• DESCRIPTION OF THE TASK
Using the material that follows, identify and copy each line with the string "votre".
RAW DATA: Begin
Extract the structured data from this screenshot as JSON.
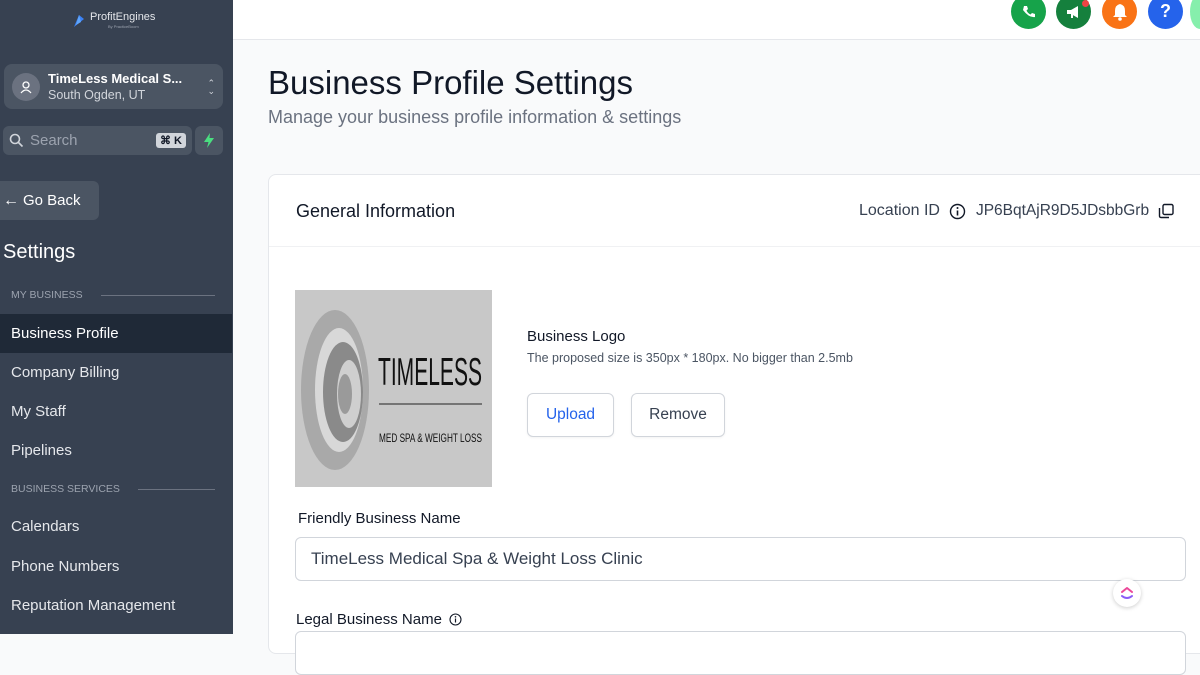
{
  "brand": {
    "name": "ProfitEngines",
    "tagline": "By PracticeBoom"
  },
  "location": {
    "name": "TimeLess Medical S...",
    "address": "South Ogden, UT"
  },
  "search": {
    "label": "Search",
    "shortcut": "⌘ K"
  },
  "sidebar": {
    "go_back": "Go Back",
    "settings_title": "Settings",
    "sections": [
      {
        "label": "MY BUSINESS",
        "items": [
          "Business Profile",
          "Company Billing",
          "My Staff",
          "Pipelines"
        ]
      },
      {
        "label": "BUSINESS SERVICES",
        "items": [
          "Calendars",
          "Phone Numbers",
          "Reputation Management"
        ]
      }
    ],
    "active_item": "Business Profile"
  },
  "topbar": {
    "icons": [
      "phone-icon",
      "megaphone-icon",
      "bell-icon",
      "help-icon"
    ],
    "colors": {
      "phone": "#16a34a",
      "megaphone": "#15803d",
      "bell": "#f97316",
      "help": "#2563eb"
    }
  },
  "page": {
    "title": "Business Profile Settings",
    "subtitle": "Manage your business profile information & settings"
  },
  "card": {
    "title": "General Information",
    "location_id_label": "Location ID",
    "location_id_value": "JP6BqtAjR9D5JDsbbGrb",
    "logo_image": {
      "wordmark": "TIMELESS",
      "tagline": "MED SPA & WEIGHT LOSS"
    },
    "logo_title": "Business Logo",
    "logo_desc": "The proposed size is 350px * 180px. No bigger than 2.5mb",
    "upload_label": "Upload",
    "remove_label": "Remove",
    "friendly_label": "Friendly Business Name",
    "friendly_value": "TimeLess Medical Spa & Weight Loss Clinic",
    "legal_label": "Legal Business Name"
  }
}
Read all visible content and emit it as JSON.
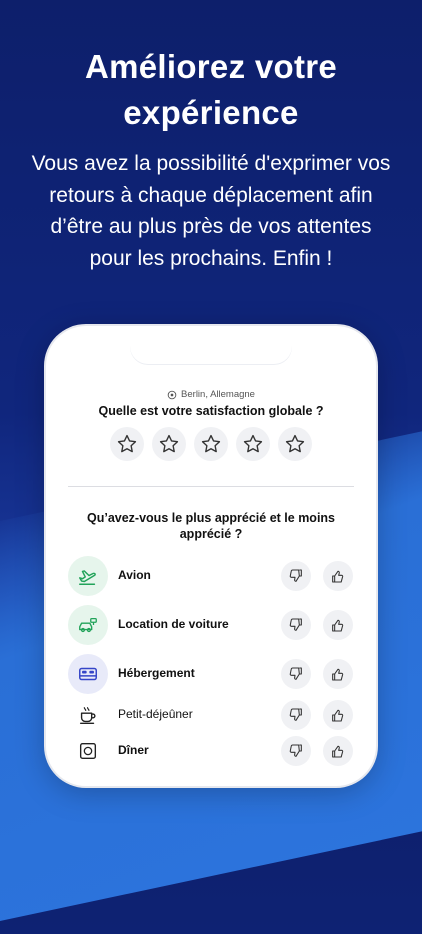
{
  "hero": {
    "title_line1": "Améliorez votre",
    "title_line2": "expérience",
    "description": "Vous avez la possibilité d'exprimer vos retours à chaque déplacement afin d’être au plus près de vos attentes pour les prochains. Enfin !"
  },
  "screen": {
    "location": "Berlin, Allemagne",
    "global_question": "Quelle est votre satisfaction globale ?",
    "stars_count": 5,
    "rating_value": 0,
    "category_question": "Qu’avez-vous le plus apprécié et le moins apprécié ?",
    "categories": [
      {
        "label": "Avion",
        "icon": "plane-icon",
        "color": "#22a35a",
        "bg": "#e6f5ec"
      },
      {
        "label": "Location de voiture",
        "icon": "car-rental-icon",
        "color": "#22a35a",
        "bg": "#e6f5ec"
      },
      {
        "label": "Hébergement",
        "icon": "bed-icon",
        "color": "#3545c8",
        "bg": "#e8eaf9"
      },
      {
        "label": "Petit-déjeûner",
        "icon": "coffee-icon",
        "color": "#222222",
        "bg": "#ffffff"
      },
      {
        "label": "Dîner",
        "icon": "dinner-icon",
        "color": "#222222",
        "bg": "#ffffff"
      }
    ]
  },
  "colors": {
    "background_top": "#0d1f6b",
    "background_bottom": "#2363c9",
    "accent_green": "#22a35a",
    "accent_blue": "#3545c8"
  }
}
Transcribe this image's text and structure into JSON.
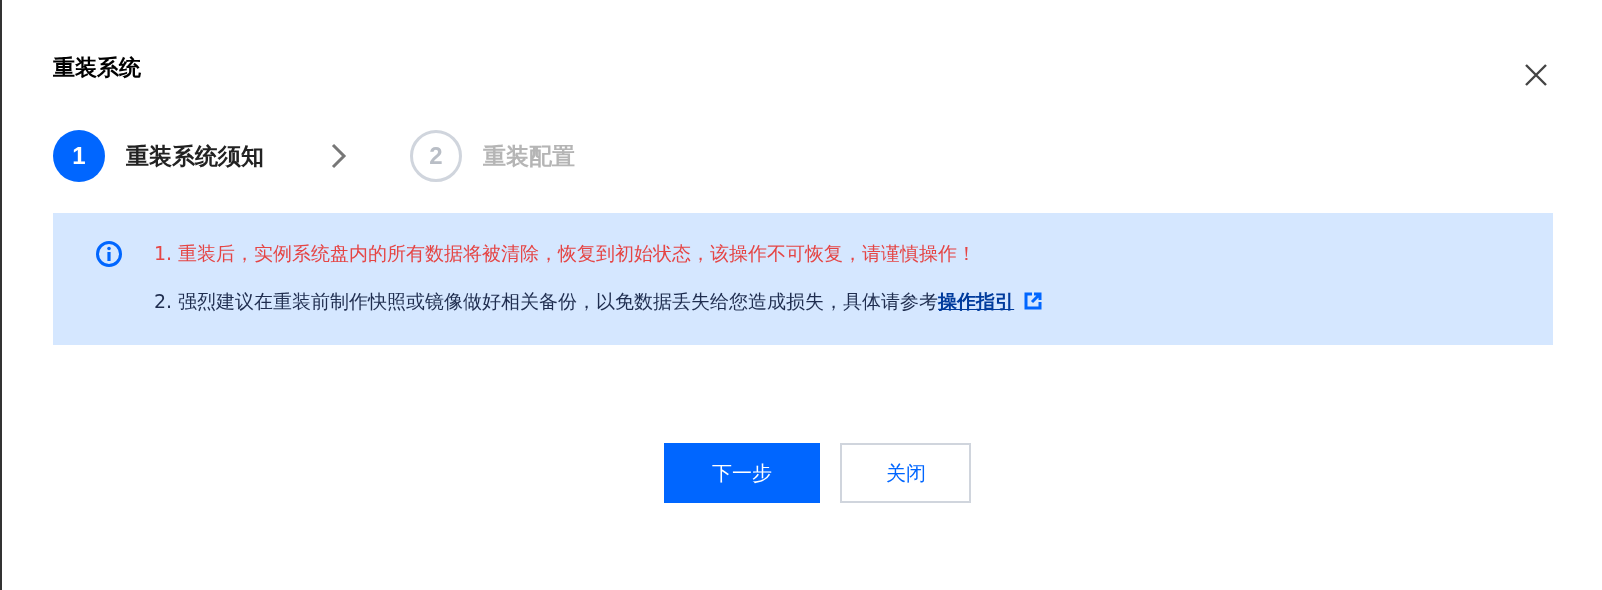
{
  "dialog": {
    "title": "重装系统"
  },
  "steps": [
    {
      "number": "1",
      "label": "重装系统须知",
      "selected": true
    },
    {
      "number": "2",
      "label": "重装配置",
      "selected": false
    }
  ],
  "notices": [
    {
      "kind": "warning",
      "index": "1.",
      "text": "重装后，实例系统盘内的所有数据将被清除，恢复到初始状态，该操作不可恢复，请谨慎操作！"
    },
    {
      "kind": "plain",
      "index": "2.",
      "text": "强烈建议在重装前制作快照或镜像做好相关备份，以免数据丢失给您造成损失，具体请参考",
      "link": "操作指引"
    }
  ],
  "buttons": [
    {
      "kind": "primary",
      "label": "下一步"
    },
    {
      "kind": "secondary",
      "label": "关闭"
    }
  ]
}
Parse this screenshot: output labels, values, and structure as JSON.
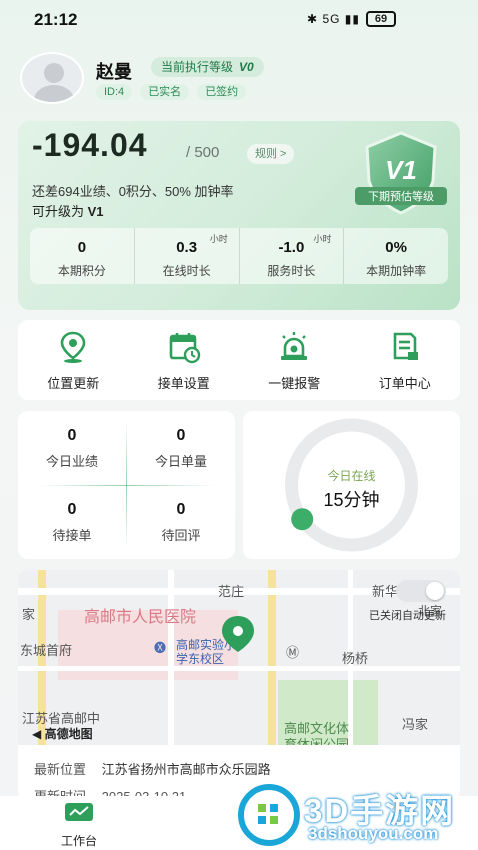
{
  "status_bar": {
    "time": "21:12",
    "battery": "69",
    "net": "5G"
  },
  "profile": {
    "name": "赵曼",
    "level_label": "当前执行等级",
    "level_value": "V0",
    "tags": [
      "ID:4",
      "已实名",
      "已签约"
    ]
  },
  "performance": {
    "amount": "-194.04",
    "total": "/ 500",
    "rule_button": "规则 >",
    "gap_text": "还差694业绩、0积分、50% 加钟率",
    "upgrade_prefix": "可升级为",
    "upgrade_level": "V1",
    "badge_level": "V1",
    "badge_caption": "下期预估等级",
    "stats": [
      {
        "value": "0",
        "unit": "",
        "label": "本期积分"
      },
      {
        "value": "0.3",
        "unit": "小时",
        "label": "在线时长"
      },
      {
        "value": "-1.0",
        "unit": "小时",
        "label": "服务时长"
      },
      {
        "value": "0%",
        "unit": "",
        "label": "本期加钟率"
      }
    ]
  },
  "actions": [
    {
      "label": "位置更新",
      "icon": "location-pin-icon"
    },
    {
      "label": "接单设置",
      "icon": "calendar-clock-icon"
    },
    {
      "label": "一键报警",
      "icon": "alarm-light-icon"
    },
    {
      "label": "订单中心",
      "icon": "document-icon"
    }
  ],
  "today": {
    "items": [
      {
        "value": "0",
        "label": "今日业绩"
      },
      {
        "value": "0",
        "label": "今日单量"
      },
      {
        "value": "0",
        "label": "待接单"
      },
      {
        "value": "0",
        "label": "待回评"
      }
    ],
    "online_label": "今日在线",
    "online_value": "15分钟",
    "online_fraction": 0.02
  },
  "map": {
    "labels": [
      "范庄",
      "新华",
      "家",
      "高邮市人民医院",
      "东城首府",
      "高邮实验小",
      "学东校区",
      "杨桥",
      "江苏省高邮中",
      "高德地图",
      "高邮文化体",
      "育休闲公园",
      "冯家",
      "北家"
    ],
    "auto_update_label": "已关闭自动更新",
    "latest_location_key": "最新位置",
    "latest_location_value": "江苏省扬州市高邮市众乐园路",
    "update_time_key": "更新时间",
    "update_time_value": "2025-03-10 21"
  },
  "bottom_nav": {
    "workbench": "工作台"
  },
  "watermark": {
    "title": "3D手游网",
    "url": "3dshouyou.com"
  },
  "colors": {
    "accent": "#2e9e5b",
    "card_green": "#d2ecda"
  }
}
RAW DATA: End
• REPLY TO THE EXERCISE
    "title_line1": "Améliorez votre",
    "global_question": "Quelle est votre satisfaction globale ?",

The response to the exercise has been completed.